And so the three projects were “Do Androids Dream of Electric Sheep,” “Naked Lunch” and a collection of Bukowski. Which, in 1975, forget it — I mean, that was nuts. Hollywood would not touch any of that, but I was looking for something commercial, and I thought that all of these things were coming.

There would be no Blade Runner if there was no Ray Bradbury. I couldn’t find Philip K. Dick. His agent didn’t even know where he was. And so I gave up.

I was walking down the street and I ran into Bradbury — he directed a play that I was going to do as an actor, so we know each other, but he yelled “hi” — and I’d forgot who he was.

So at my girlfriend Barbara Hershey’s urging — I was with her at that moment — she said, “Talk to him! That guy really wants to talk to you,” and I said “No, fuck him,” and keep walking.

But then I did, and then I realized who it was, and I thought, “Wait, he’s in that realm, maybe he knows Philip K. Dick.” I said, “You know a guy named—” “Yeah, sure — you want his phone number?”

My friend paid my rent for a year while I wrote, because it turned out we couldn’t get a writer.

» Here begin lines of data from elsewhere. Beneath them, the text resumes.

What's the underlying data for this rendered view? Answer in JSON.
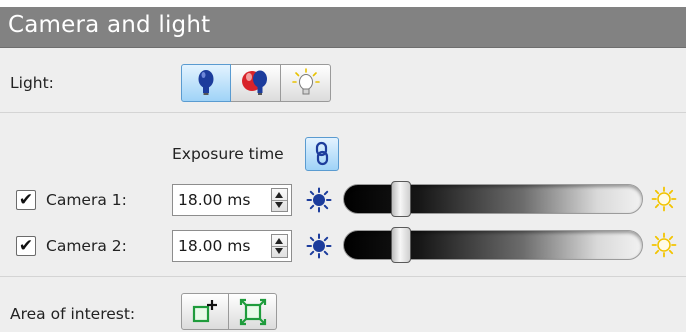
{
  "panel": {
    "title": "Camera and light"
  },
  "light": {
    "label": "Light:",
    "buttons": [
      {
        "name": "light-on",
        "icon": "blue-bulb-icon",
        "active": true
      },
      {
        "name": "light-red",
        "icon": "red-bulb-icon",
        "active": false
      },
      {
        "name": "light-off",
        "icon": "off-bulb-icon",
        "active": false
      }
    ]
  },
  "exposure": {
    "label": "Exposure time",
    "link_icon": "link-icon"
  },
  "cameras": [
    {
      "label": "Camera 1:",
      "checked": true,
      "value": "18.00 ms",
      "brightness": 0.19
    },
    {
      "label": "Camera 2:",
      "checked": true,
      "value": "18.00 ms",
      "brightness": 0.19
    }
  ],
  "aoi": {
    "label": "Area of interest:",
    "buttons": [
      {
        "icon": "add-area-icon"
      },
      {
        "icon": "fit-area-icon"
      }
    ]
  },
  "colors": {
    "header_bg": "#828282",
    "panel_bg": "#eeeeee",
    "accent_blue": "#1c3c9c",
    "icon_green": "#1f9c3c"
  }
}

My friends kept on me about, well, if you can’t get a writer, then you write.”
~ Hampton Fancher

“That was the most disappointing thing to me in how this thing was played. Is that I’m on the phone with you now, after all that’s been said, and the fundamental distinction between what James is dealing with in these other cases is not actually brought to the fore. The fundamental difference is that James Franco didn’t seek to use his position to have sex with anyone. There’s not a case of that. He wasn’t using his position or status to try to solicit a sexual favor from anyone. If he had — if that were what the accusation involved — the show would not have gone on. We would have folded up shop and we would have not completed the show. Because then it would have been the same as Harvey Weinstein, or Les Moonves, or any of these cases that are fundamental to this new paradigm. Did you not notice that? Why did you not notice that? Is that not something notable to say, journalistically? Because nobody could find the voice to say it. I’m not just being rhetorical. Why is it that you and the other critics, none of you could find the voice to say, “You know, it’s not this, it’s that”? Because — let me go on and speak further to this. If you go back to the L.A. Times piece, that’s what it lacked. That’s what they were not able to deliver. The one example in the five that involved an issue of a sexual act was between James and a woman he was dating, who he was not working with. There was no professional dynamic in any capacity.

~ David Simon